"It also worked as a bit of gym work, a bit of hard labour did me no harm," he told us at a recent AIB GAA event.

The half forward, who travelled over with the intention of securing an office job within his degree, was swayed to the building side of things by the handiness of it all.

With a sound, accommodating boss over him, it turned out to be a good break for him.

"The construction now, it was just for an easier lifestyle, I suppose. The boss was lenient enough, he'd give you a couple of days off every now and then for travelling and stuff.

"It was easier to manage than just getting a job within an office where you couldn't be seen to be taking Mondays off after games and what not. It was more for the handiness of it. I could have worked in the office up there. It would have been within the degree and I probably would have qualified to work up there.

"The office was in Yonkers and I was in living Queens, it was an hour-and-a-half commute on the train. It was three hours a day [round trip]. The building site was 15 minutes from the house. I said, 'Yeah, the construction will do me'. "

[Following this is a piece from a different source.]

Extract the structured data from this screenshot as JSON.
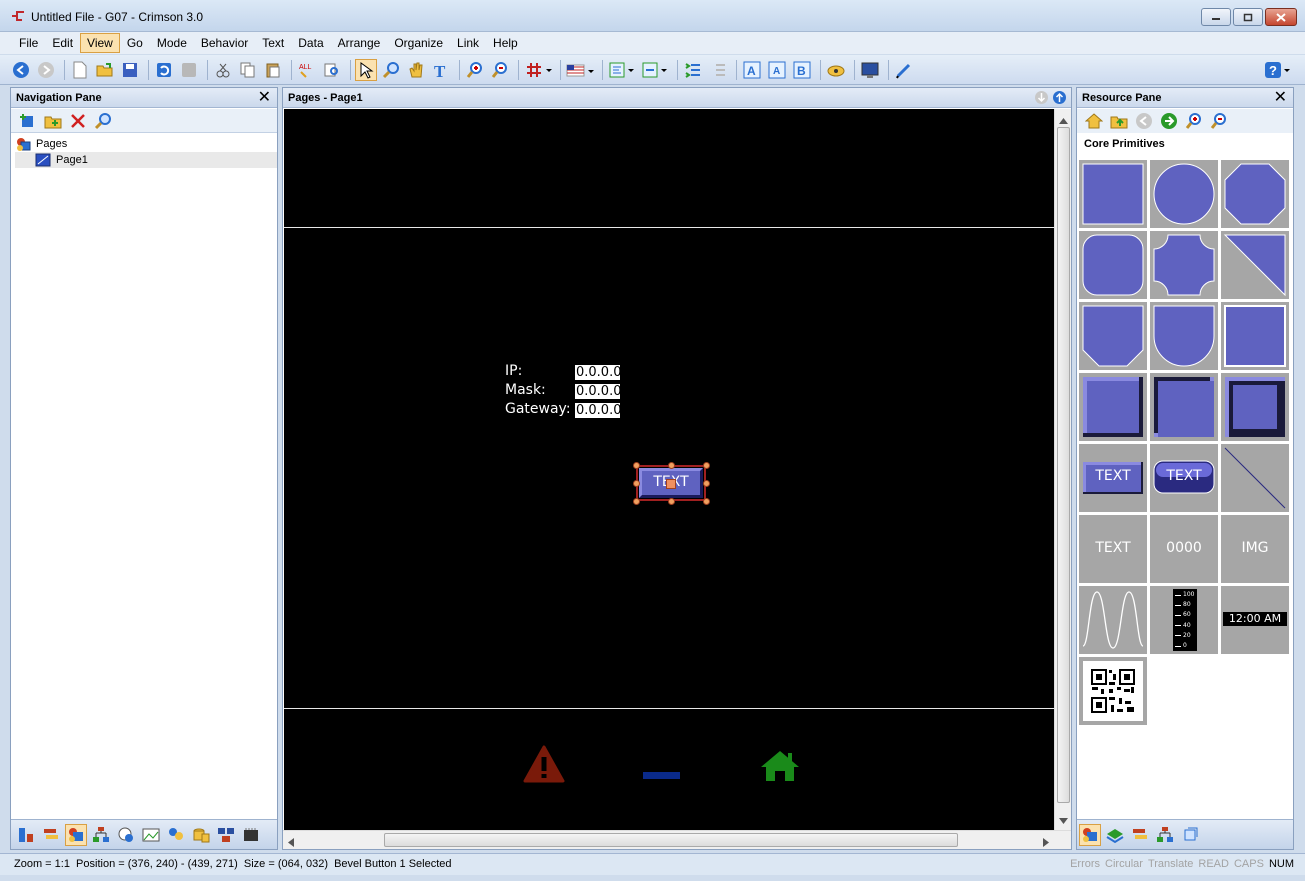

Just like all Irish abroad, there was never a dull moment. Between football, work, travelling, sightseeing and a trip to Las Vegas for a Conor McGregor fight, he's happy he did everything there is to do over there.

"Yeah, I did a good bit. I would have spent the summer before in Boston. I travelled up to a few friends there and I travelled up to a few lads in Chicago, I knew a few lads who were over playing football for the summer. I went to Vegas with a few lads for a Conor McGregor fight. It's so accessible and while you're over there, you try to make the most of it.

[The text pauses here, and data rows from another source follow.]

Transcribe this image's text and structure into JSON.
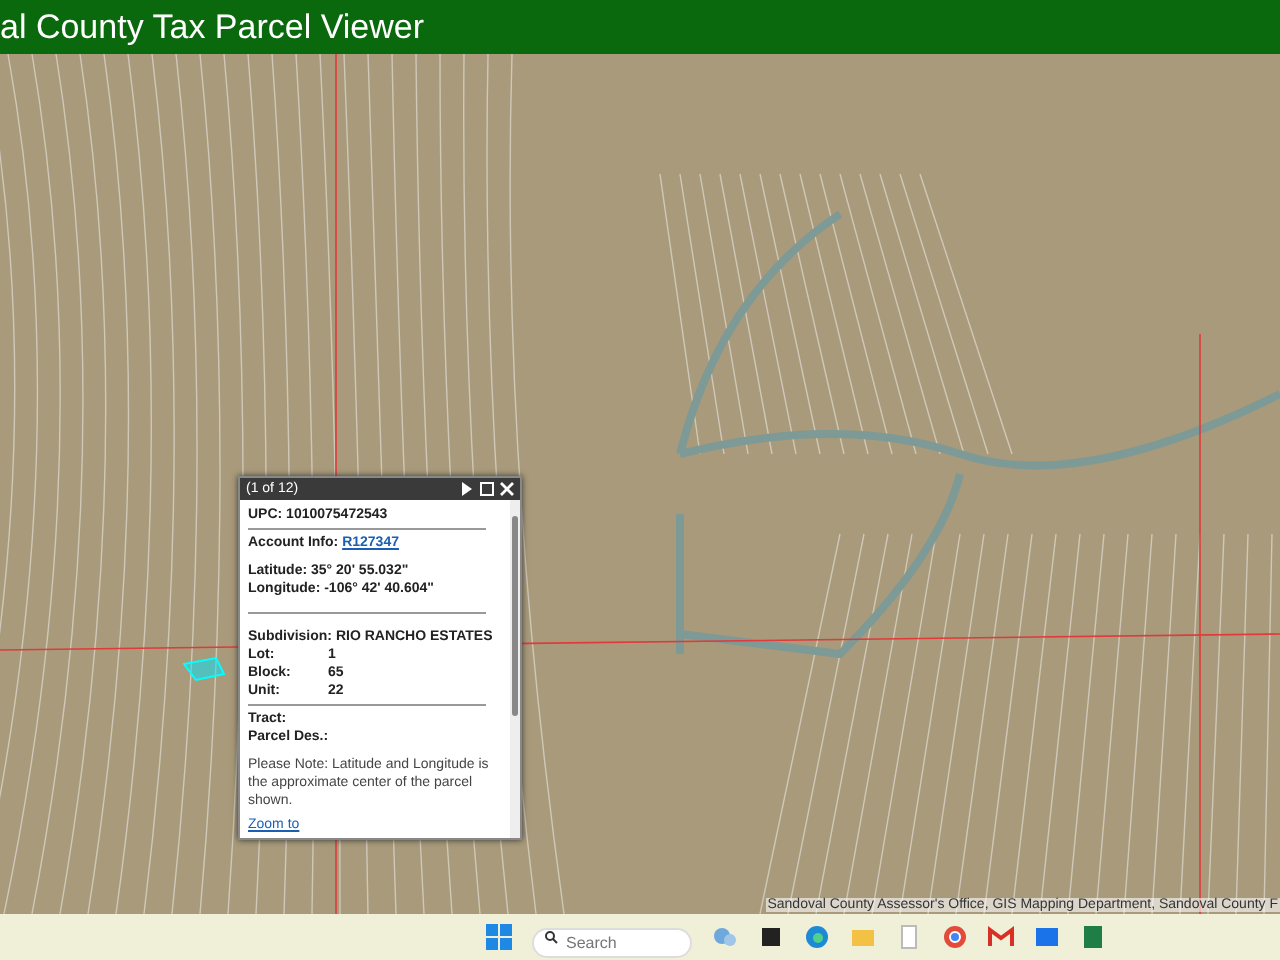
{
  "header": {
    "title": "al County Tax Parcel Viewer"
  },
  "popup": {
    "counter": "(1 of 12)",
    "rows": [
      {
        "kind": "field",
        "label": "UPC:",
        "value": "1010075472543"
      },
      {
        "kind": "rule"
      },
      {
        "kind": "link-field",
        "label": "Account Info:",
        "value": "R127347"
      },
      {
        "kind": "gap"
      },
      {
        "kind": "field",
        "label": "Latitude:",
        "value": "35° 20' 55.032\""
      },
      {
        "kind": "field",
        "label": "Longitude:",
        "value": "-106° 42' 40.604\""
      },
      {
        "kind": "gap"
      },
      {
        "kind": "rule"
      },
      {
        "kind": "gap"
      },
      {
        "kind": "field",
        "label": "Subdivision:",
        "value": "RIO RANCHO ESTATES"
      },
      {
        "kind": "grid",
        "label": "Lot:",
        "value": "1"
      },
      {
        "kind": "grid",
        "label": "Block:",
        "value": "65"
      },
      {
        "kind": "grid",
        "label": "Unit:",
        "value": "22"
      },
      {
        "kind": "rule"
      },
      {
        "kind": "field",
        "label": "Tract:",
        "value": ""
      },
      {
        "kind": "field",
        "label": "Parcel Des.:",
        "value": ""
      },
      {
        "kind": "gap"
      },
      {
        "kind": "note",
        "text": "Please Note: Latitude and Longitude is the approximate center of the parcel shown."
      },
      {
        "kind": "link",
        "text": "Zoom to"
      }
    ]
  },
  "attribution": "Sandoval County Assessor's Office, GIS Mapping Department, Sandoval County F",
  "taskbar": {
    "search": {
      "placeholder": "Search"
    }
  }
}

Home now, and preparing for another All-Ireland club semi-final with Corofin, the lively half forward is back working in an office in Galway. He's happy to be back, because it'd be tough to balance the construction work with training.

"I don't know, it's hard to find the balance. Some of those jobs on sites are gruelling days. Trying to find the energy to go training in the evening would be another thing. I suppose the demands in GAA the now, there's so much time put into it. The easier the job you have, the more benefit you get out of it on the football side."

"Ah yeah. You're sitting down for the day. I feel fine anyway. So hopefully, it's the right blend. Hopefully, we'll find out on Saturday whether it's working or not."

Corofin will be bidding to make it back to their first All-Ireland club final since their 2015 win when they take on Moorefield in O'Connor Park, Tullamore this Sunday. Lundy is ready for the Kildare challenge.

Corofin's Michael Lundy is pictured ahead of the AIB GAA All-Ireland Senior Football Club Championship Semi-Final taking place at O'Connor Park on Saturday, 17th of February where the Galway club will face Kildare's Moorefield. For exclusive content and behind the scenes action throughout the AIB GAA & Camogie Club Championships follow AIB GAA on Facebook, Twitter, Instagram and Snapchat and www.aib.ie/gaa.